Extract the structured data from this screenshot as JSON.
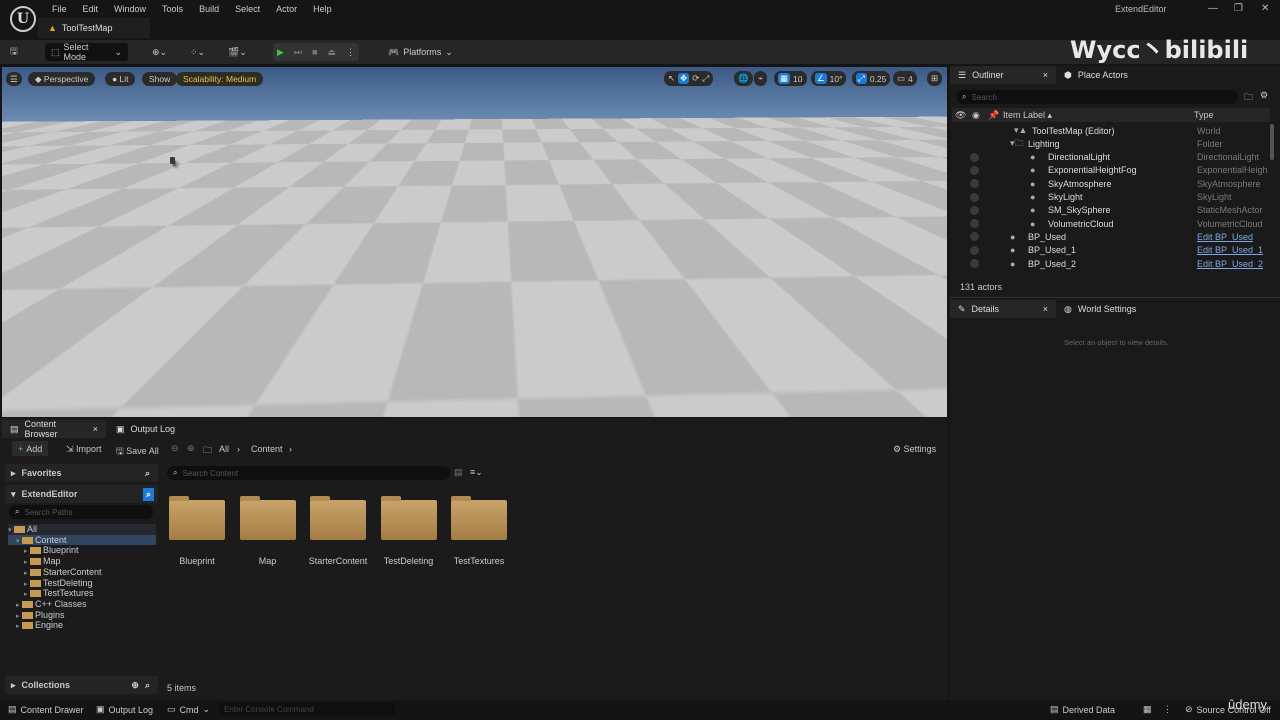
{
  "app": {
    "title": "ExtendEditor",
    "doc_tab": "ToolTestMap",
    "menu": [
      "File",
      "Edit",
      "Window",
      "Tools",
      "Build",
      "Select",
      "Actor",
      "Help"
    ],
    "window_controls": [
      "minimize-icon",
      "restore-icon",
      "close-icon"
    ]
  },
  "toolbar": {
    "mode": "Select Mode",
    "platforms": "Platforms"
  },
  "watermark": {
    "text": "Wycc丶bilibili",
    "udemy": "ûdemy"
  },
  "viewport": {
    "perspective": "Perspective",
    "lit": "Lit",
    "show": "Show",
    "scalability": "Scalability: Medium",
    "grid": "10",
    "angle": "10°",
    "scale": "0.25",
    "camera_speed": "4"
  },
  "outliner": {
    "tab": "Outliner",
    "tab2": "Place Actors",
    "search_placeholder": "Search",
    "col_label": "Item Label ▴",
    "col_type": "Type",
    "count": "131 actors",
    "rows": [
      {
        "label": "ToolTestMap (Editor)",
        "type": "World",
        "depth": 0,
        "link": false
      },
      {
        "label": "Lighting",
        "type": "Folder",
        "depth": 1,
        "link": false
      },
      {
        "label": "DirectionalLight",
        "type": "DirectionalLight",
        "depth": 2,
        "link": false
      },
      {
        "label": "ExponentialHeightFog",
        "type": "ExponentialHeightF",
        "depth": 2,
        "link": false
      },
      {
        "label": "SkyAtmosphere",
        "type": "SkyAtmosphere",
        "depth": 2,
        "link": false
      },
      {
        "label": "SkyLight",
        "type": "SkyLight",
        "depth": 2,
        "link": false
      },
      {
        "label": "SM_SkySphere",
        "type": "StaticMeshActor",
        "depth": 2,
        "link": false
      },
      {
        "label": "VolumetricCloud",
        "type": "VolumetricCloud",
        "depth": 2,
        "link": false
      },
      {
        "label": "BP_Used",
        "type": "Edit BP_Used",
        "depth": 1,
        "link": true
      },
      {
        "label": "BP_Used_1",
        "type": "Edit BP_Used_1",
        "depth": 1,
        "link": true
      },
      {
        "label": "BP_Used_2",
        "type": "Edit BP_Used_2",
        "depth": 1,
        "link": true
      }
    ]
  },
  "details": {
    "tab": "Details",
    "tab2": "World Settings",
    "empty": "Select an object to view details."
  },
  "content_browser": {
    "tab": "Content Browser",
    "tab2": "Output Log",
    "add": "Add",
    "import": "Import",
    "save_all": "Save All",
    "breadcrumb": [
      "All",
      "Content"
    ],
    "settings": "Settings",
    "favorites": "Favorites",
    "project": "ExtendEditor",
    "search_paths": "Search Paths",
    "search_content": "Search Content",
    "collections": "Collections",
    "tree": [
      {
        "label": "All",
        "depth": 0
      },
      {
        "label": "Content",
        "depth": 1
      },
      {
        "label": "Blueprint",
        "depth": 2
      },
      {
        "label": "Map",
        "depth": 2
      },
      {
        "label": "StarterContent",
        "depth": 2
      },
      {
        "label": "TestDeleting",
        "depth": 2
      },
      {
        "label": "TestTextures",
        "depth": 2
      },
      {
        "label": "C++ Classes",
        "depth": 1
      },
      {
        "label": "Plugins",
        "depth": 1
      },
      {
        "label": "Engine",
        "depth": 1
      }
    ],
    "folders": [
      "Blueprint",
      "Map",
      "StarterContent",
      "TestDeleting",
      "TestTextures"
    ],
    "item_count": "5 items"
  },
  "statusbar": {
    "content_drawer": "Content Drawer",
    "output_log": "Output Log",
    "cmd": "Cmd",
    "console_placeholder": "Enter Console Command",
    "derived_data": "Derived Data",
    "source_control": "Source Control Off"
  }
}
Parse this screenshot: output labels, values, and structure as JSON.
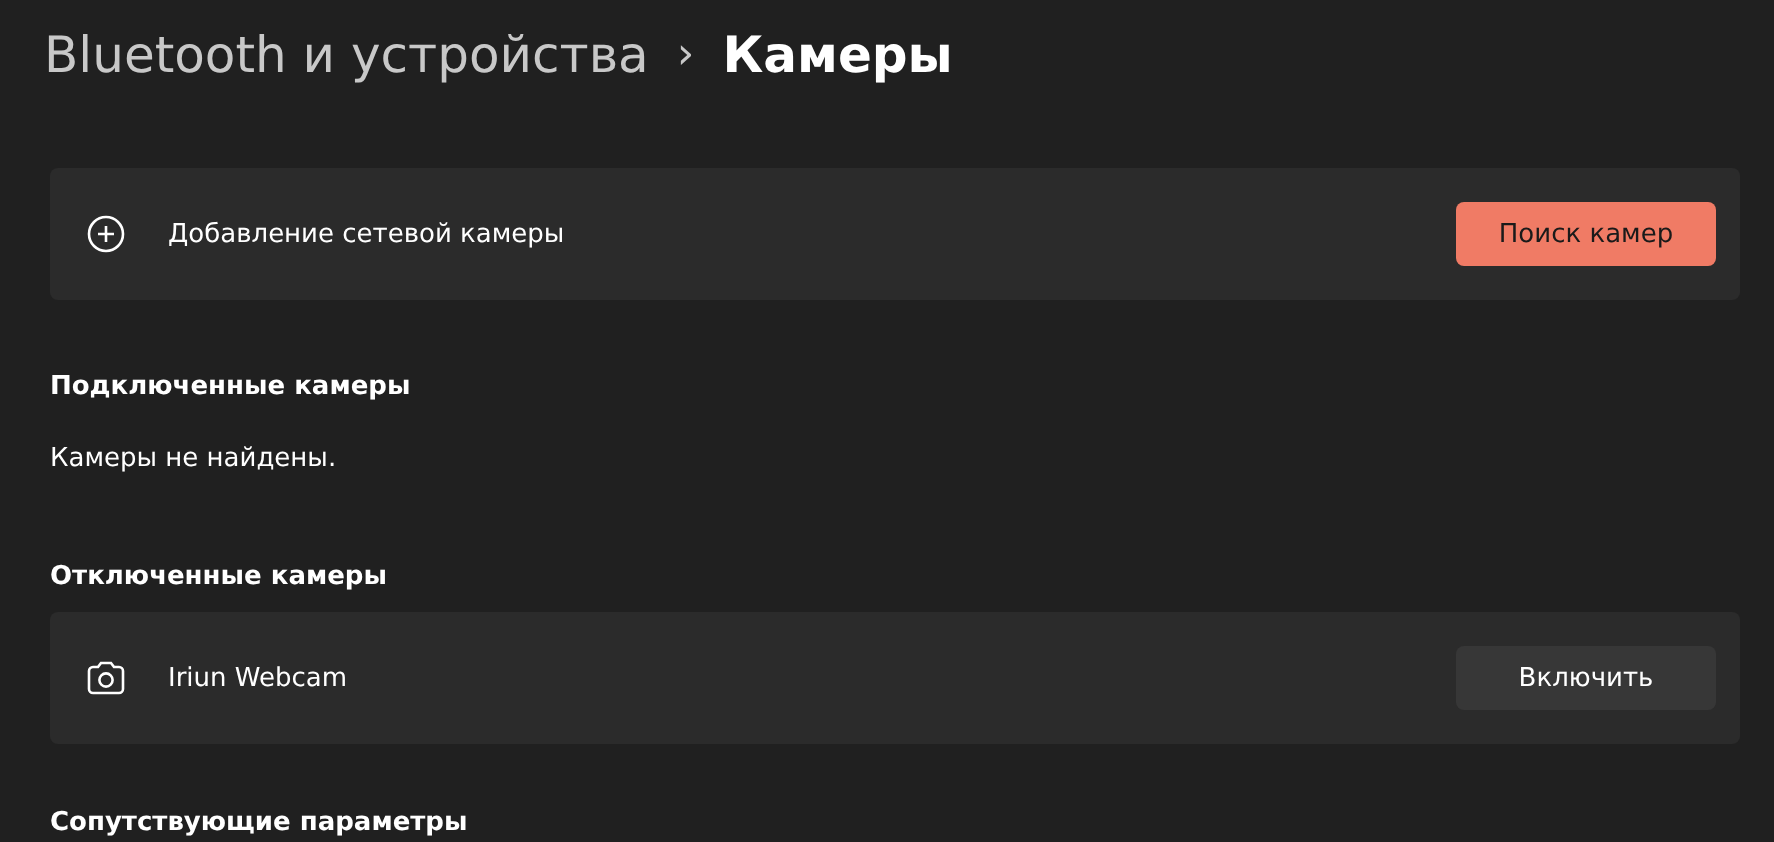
{
  "breadcrumb": {
    "parent": "Bluetooth и устройства",
    "separator": "›",
    "current": "Камеры"
  },
  "add_card": {
    "label": "Добавление сетевой камеры",
    "button": "Поиск камер"
  },
  "connected": {
    "heading": "Подключенные камеры",
    "message": "Камеры не найдены."
  },
  "disabled": {
    "heading": "Отключенные камеры",
    "cameras": [
      {
        "name": "Iriun Webcam",
        "button": "Включить"
      }
    ]
  },
  "related": {
    "heading": "Сопутствующие параметры"
  }
}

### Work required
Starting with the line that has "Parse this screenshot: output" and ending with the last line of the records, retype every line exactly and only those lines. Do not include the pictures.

### Task response
Parse this screenshot: output labels, values, and structure as JSON.
{
  "breadcrumb": {
    "parent": "Bluetooth и устройства",
    "separator": "›",
    "current": "Камеры"
  },
  "add_card": {
    "label": "Добавление сетевой камеры",
    "button": "Поиск камер"
  },
  "connected": {
    "heading": "Подключенные камеры",
    "message": "Камеры не найдены."
  },
  "disabled": {
    "heading": "Отключенные камеры",
    "cameras": [
      {
        "name": "Iriun Webcam",
        "button": "Включить"
      }
    ]
  },
  "related": {
    "heading": "Сопутствующие параметры"
  }
}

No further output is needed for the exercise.